About this task: The full set of records must be returned exactly, character for character.

Dataset rows describing interfaces
┄┄┄┄┄┄┄┄┄┄

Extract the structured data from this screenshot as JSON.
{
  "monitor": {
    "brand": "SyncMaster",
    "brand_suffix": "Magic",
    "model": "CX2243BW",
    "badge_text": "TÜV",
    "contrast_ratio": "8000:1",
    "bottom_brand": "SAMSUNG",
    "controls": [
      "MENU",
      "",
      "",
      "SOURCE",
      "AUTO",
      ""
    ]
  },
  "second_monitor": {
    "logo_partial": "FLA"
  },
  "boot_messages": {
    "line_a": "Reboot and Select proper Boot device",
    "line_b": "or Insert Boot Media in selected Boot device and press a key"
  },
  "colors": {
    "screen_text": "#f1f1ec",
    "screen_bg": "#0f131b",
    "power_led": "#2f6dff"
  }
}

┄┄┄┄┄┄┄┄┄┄

Solution for this task:
Extract the structured data from this screenshot as JSON.
{
  "monitor": {
    "brand": "SyncMaster",
    "brand_suffix": "Magic",
    "model": "CX2243BW",
    "badge_text": "TÜV",
    "contrast_ratio": "8000:1",
    "bottom_brand": "SAMSUNG",
    "controls": [
      "MENU",
      "",
      "",
      "SOURCE",
      "AUTO",
      ""
    ]
  },
  "second_monitor": {
    "logo_partial": "FLA"
  },
  "boot_messages": {
    "line_a": "Reboot and Select proper Boot device",
    "line_b": "or Insert Boot Media in selected Boot device and press a key"
  },
  "colors": {
    "screen_text": "#f1f1ec",
    "screen_bg": "#0f131b",
    "power_led": "#2f6dff"
  }
}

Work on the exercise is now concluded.